  30. ^ Francois, Emmanuel Jean (2016). What is Transnational Education (PDF). Rottersam/Boston/Taipai: Sense Publishers. pp. 3–22. ISBN 978-94-6300-420-6. Retrieved 10 April 2016.
  31. ^ Baum, Tom (2010). Demographic changes and the labour market in the international tourism industry (PDF). Oxford: Goodfellow. ISBN 9781906884154.
  32. ^ Desjardins, Richard (2013). "Considerations of the impact of neoliberalism and alternative regimes on learning and its outcomes: an empirical example based on the level and distribution of adult learning". International Studies in Sociology of Education. 23 (3): 182–203. doi:10.1080/09620214.2013.790659.

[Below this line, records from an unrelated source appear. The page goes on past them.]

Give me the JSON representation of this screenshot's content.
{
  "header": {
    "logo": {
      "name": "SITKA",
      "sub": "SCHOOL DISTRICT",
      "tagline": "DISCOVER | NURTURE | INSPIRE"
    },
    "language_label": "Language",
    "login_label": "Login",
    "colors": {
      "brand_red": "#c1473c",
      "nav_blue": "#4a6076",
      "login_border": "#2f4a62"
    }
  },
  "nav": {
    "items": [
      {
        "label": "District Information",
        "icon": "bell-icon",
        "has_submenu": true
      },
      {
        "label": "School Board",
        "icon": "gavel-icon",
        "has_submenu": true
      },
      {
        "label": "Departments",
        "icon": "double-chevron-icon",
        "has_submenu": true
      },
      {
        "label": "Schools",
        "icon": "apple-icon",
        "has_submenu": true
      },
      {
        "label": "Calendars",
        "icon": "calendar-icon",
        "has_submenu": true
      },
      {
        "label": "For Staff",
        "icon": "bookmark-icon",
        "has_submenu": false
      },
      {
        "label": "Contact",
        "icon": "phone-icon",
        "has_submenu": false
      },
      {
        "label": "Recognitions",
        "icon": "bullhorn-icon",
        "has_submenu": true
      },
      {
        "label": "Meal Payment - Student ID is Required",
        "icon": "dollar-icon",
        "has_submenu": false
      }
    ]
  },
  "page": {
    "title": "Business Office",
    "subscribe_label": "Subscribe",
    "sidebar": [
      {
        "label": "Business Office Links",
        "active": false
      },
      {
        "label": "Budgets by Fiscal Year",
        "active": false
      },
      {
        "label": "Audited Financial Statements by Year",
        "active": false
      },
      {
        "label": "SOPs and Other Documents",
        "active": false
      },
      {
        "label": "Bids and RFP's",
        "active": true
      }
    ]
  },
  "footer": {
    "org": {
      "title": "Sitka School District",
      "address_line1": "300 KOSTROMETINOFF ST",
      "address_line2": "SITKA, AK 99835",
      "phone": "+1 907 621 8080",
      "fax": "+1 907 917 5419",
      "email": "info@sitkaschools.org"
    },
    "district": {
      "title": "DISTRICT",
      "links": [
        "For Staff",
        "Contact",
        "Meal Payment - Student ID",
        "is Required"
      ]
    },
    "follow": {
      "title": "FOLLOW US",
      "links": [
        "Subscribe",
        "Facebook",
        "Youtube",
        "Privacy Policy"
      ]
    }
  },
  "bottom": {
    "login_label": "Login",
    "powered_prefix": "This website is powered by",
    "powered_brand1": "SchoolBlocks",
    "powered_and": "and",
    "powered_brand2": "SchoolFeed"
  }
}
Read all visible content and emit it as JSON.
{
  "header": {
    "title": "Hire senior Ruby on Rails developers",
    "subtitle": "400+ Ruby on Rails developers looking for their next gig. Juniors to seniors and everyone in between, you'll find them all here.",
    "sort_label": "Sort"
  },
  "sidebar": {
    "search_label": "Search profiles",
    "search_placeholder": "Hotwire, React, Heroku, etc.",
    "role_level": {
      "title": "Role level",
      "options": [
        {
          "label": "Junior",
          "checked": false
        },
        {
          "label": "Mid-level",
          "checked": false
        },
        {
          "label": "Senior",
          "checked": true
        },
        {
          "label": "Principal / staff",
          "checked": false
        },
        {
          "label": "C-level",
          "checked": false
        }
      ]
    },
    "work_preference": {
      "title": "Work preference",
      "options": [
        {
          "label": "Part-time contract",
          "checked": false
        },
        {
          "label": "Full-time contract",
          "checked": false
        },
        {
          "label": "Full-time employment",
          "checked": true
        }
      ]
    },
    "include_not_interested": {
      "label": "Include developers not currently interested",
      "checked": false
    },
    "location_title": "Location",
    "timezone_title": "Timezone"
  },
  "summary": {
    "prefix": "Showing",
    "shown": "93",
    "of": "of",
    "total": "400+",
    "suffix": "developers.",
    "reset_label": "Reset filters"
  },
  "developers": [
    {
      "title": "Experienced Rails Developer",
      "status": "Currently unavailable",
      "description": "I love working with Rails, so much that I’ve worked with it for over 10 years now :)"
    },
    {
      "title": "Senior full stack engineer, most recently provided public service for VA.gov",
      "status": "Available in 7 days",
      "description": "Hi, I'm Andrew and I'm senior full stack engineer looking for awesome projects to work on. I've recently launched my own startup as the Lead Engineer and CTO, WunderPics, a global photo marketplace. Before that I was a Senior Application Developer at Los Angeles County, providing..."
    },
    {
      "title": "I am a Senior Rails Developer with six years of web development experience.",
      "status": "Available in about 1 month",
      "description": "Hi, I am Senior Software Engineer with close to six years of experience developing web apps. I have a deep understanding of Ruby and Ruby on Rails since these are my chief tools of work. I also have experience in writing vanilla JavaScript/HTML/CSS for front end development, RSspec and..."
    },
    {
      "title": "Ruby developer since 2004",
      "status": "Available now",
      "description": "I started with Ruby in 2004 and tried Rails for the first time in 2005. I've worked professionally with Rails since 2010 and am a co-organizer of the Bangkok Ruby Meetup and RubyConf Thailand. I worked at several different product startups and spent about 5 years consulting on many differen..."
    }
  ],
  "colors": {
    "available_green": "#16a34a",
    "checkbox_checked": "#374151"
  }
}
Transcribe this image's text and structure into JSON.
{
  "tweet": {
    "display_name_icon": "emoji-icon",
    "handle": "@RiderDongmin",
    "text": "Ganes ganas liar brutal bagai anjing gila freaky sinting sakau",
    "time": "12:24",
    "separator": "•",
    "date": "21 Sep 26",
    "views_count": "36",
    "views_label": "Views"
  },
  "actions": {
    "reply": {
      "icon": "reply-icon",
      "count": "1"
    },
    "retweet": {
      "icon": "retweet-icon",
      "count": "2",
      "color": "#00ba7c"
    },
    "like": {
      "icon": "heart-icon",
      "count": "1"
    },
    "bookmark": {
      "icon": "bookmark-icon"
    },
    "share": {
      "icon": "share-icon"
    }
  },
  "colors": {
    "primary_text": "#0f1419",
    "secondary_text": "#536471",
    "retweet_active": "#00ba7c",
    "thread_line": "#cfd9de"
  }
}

  33. ^ Gene Shackman, Ya-Lin Liu and Xun Wang. Measuring quality of life using free and public domain data. Social Research Update, Issue 47, Autumn, 2005. Available at
  34. ^ Gene Shackman, Ya-Lin Liu, and Xun Wang, Global Social Change Research Project: Measuring Progress of the World. The New England Sociological Association 2009 Spring Conference. Springfield, MA, April 2009. Abstract here
  35. ^ Shackman, Gene, Xun Wang and Ya-Lin Liu. 2011. Brief review of world population trends. Available at
  36. ^ Shackman, Gene, Xun Wang and Ya-Lin Liu. 2011. Brief Review of Trends in World Infant Mortality Rate. The Global Social Change Research Project. Available at

External links[edit]